> _Task data_:
● ● ● ●

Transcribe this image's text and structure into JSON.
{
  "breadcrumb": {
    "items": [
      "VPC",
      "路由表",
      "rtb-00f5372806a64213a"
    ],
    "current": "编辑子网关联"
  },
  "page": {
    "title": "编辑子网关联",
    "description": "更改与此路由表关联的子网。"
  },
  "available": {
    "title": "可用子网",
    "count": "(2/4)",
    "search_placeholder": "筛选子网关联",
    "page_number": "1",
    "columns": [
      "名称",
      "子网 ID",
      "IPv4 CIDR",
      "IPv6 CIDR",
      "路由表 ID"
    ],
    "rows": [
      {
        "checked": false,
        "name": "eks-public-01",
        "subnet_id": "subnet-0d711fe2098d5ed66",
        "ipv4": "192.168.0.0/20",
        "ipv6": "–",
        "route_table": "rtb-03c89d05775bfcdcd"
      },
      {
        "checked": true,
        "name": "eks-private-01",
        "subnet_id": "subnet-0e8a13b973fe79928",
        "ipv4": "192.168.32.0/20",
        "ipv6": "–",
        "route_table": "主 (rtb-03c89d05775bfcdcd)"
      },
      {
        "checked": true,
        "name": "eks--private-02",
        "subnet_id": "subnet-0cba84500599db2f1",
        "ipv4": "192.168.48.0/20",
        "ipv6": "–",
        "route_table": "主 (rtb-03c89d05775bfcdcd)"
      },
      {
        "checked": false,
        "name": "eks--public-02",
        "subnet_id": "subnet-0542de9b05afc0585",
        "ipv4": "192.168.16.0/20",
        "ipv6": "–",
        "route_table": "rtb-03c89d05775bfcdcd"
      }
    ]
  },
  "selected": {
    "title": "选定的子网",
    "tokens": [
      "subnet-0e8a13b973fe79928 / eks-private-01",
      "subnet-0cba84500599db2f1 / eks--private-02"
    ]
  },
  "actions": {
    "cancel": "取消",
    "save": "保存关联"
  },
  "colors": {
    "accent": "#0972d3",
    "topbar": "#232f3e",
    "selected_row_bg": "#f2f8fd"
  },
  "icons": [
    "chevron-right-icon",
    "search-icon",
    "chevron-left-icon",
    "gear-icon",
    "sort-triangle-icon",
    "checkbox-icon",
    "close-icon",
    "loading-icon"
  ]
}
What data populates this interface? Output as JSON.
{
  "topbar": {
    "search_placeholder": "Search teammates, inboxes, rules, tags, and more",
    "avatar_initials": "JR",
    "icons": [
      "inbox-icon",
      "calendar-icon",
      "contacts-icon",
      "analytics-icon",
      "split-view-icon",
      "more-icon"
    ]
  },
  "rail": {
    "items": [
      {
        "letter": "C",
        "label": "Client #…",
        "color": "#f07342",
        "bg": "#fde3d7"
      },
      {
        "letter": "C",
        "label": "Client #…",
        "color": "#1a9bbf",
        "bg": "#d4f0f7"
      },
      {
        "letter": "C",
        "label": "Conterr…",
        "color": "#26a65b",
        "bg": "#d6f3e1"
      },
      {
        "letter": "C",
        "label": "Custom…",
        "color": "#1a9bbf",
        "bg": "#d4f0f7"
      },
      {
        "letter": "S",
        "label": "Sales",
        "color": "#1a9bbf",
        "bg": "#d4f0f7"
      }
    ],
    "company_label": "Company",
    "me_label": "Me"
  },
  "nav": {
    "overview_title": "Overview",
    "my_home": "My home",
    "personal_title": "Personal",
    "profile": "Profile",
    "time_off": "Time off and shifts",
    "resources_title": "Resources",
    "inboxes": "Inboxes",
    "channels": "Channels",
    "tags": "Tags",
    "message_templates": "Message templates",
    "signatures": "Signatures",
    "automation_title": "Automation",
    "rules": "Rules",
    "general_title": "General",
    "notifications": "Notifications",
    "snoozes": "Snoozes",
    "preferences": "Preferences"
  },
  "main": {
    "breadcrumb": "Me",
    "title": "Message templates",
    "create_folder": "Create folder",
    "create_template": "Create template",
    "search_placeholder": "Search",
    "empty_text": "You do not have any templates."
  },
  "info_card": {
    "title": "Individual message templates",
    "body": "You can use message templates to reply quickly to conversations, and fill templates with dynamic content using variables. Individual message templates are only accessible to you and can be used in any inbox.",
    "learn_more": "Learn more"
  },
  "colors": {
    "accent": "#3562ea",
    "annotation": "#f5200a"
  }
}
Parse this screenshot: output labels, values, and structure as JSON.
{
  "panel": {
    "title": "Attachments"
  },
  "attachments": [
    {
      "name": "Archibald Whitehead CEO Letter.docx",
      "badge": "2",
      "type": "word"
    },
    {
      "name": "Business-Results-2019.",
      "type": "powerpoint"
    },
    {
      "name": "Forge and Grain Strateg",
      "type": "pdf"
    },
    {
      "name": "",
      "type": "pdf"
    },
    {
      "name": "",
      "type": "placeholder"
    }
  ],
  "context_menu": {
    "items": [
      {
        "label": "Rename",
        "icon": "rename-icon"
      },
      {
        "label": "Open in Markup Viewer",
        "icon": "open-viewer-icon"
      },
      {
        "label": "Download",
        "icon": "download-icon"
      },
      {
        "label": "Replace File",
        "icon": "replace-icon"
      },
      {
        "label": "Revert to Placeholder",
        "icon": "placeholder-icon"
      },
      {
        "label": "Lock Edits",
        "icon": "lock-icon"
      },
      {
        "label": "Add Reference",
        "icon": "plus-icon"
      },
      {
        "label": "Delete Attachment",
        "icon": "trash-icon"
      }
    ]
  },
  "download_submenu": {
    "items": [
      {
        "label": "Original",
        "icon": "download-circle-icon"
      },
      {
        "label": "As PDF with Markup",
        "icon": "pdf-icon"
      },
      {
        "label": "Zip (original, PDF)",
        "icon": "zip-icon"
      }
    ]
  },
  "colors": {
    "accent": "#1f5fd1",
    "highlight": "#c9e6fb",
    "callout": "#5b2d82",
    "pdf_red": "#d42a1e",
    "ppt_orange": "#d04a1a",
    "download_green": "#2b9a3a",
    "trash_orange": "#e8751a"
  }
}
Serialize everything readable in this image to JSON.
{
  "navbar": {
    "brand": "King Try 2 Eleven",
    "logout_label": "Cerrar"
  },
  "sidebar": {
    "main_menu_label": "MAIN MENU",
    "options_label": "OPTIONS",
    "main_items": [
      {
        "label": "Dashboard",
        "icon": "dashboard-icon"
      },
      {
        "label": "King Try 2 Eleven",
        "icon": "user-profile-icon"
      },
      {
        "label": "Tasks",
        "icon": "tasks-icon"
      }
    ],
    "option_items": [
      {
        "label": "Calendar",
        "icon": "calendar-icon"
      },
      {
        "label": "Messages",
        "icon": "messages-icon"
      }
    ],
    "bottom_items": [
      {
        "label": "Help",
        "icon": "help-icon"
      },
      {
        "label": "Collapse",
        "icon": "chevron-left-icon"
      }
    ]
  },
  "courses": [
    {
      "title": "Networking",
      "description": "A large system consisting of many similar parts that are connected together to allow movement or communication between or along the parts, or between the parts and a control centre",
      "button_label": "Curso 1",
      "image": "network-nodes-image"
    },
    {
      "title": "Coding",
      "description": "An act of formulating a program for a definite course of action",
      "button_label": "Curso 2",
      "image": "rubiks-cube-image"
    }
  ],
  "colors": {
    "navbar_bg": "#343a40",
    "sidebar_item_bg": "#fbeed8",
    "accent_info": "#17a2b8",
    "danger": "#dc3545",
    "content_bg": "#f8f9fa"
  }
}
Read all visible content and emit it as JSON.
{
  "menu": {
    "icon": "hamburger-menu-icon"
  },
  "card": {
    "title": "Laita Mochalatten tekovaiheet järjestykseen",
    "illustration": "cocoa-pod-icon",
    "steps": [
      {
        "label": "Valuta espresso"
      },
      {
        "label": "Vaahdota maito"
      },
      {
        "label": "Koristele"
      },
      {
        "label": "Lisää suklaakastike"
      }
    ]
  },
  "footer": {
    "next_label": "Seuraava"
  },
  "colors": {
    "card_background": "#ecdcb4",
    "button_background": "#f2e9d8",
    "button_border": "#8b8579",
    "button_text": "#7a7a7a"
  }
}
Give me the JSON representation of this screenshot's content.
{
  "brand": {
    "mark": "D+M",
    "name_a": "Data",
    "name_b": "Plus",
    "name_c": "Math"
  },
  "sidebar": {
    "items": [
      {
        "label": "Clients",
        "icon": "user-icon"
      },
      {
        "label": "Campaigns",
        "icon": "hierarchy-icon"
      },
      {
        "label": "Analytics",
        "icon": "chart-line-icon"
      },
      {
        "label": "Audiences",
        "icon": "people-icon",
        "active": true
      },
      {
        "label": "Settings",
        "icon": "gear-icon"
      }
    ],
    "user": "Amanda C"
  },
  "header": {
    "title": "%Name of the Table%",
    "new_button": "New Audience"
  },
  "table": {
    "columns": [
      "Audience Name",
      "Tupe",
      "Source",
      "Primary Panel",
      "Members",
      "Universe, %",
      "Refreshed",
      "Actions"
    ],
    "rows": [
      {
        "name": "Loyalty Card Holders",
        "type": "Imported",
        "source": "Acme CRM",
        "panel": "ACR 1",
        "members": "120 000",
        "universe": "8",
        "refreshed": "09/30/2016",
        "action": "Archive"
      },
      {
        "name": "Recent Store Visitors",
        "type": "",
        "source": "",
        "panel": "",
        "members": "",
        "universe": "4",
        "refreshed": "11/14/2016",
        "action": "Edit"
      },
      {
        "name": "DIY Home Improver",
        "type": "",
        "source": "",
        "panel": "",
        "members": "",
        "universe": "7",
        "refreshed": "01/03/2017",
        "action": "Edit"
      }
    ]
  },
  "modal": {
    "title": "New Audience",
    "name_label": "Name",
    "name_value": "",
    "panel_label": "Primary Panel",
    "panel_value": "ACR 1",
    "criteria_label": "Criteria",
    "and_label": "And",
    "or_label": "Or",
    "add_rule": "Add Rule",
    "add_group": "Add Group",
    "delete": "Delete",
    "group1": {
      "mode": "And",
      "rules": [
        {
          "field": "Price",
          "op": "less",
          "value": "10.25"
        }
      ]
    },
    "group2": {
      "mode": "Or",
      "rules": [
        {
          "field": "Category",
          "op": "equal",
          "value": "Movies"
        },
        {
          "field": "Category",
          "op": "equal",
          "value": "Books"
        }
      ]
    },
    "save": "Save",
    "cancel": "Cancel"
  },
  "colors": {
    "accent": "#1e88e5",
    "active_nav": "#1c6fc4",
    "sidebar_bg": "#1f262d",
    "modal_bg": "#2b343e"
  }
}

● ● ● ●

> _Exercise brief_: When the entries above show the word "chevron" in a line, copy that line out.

> _Answer below_:
    "chevron-right-icon",
    "chevron-left-icon",
        "icon": "chevron-left-icon"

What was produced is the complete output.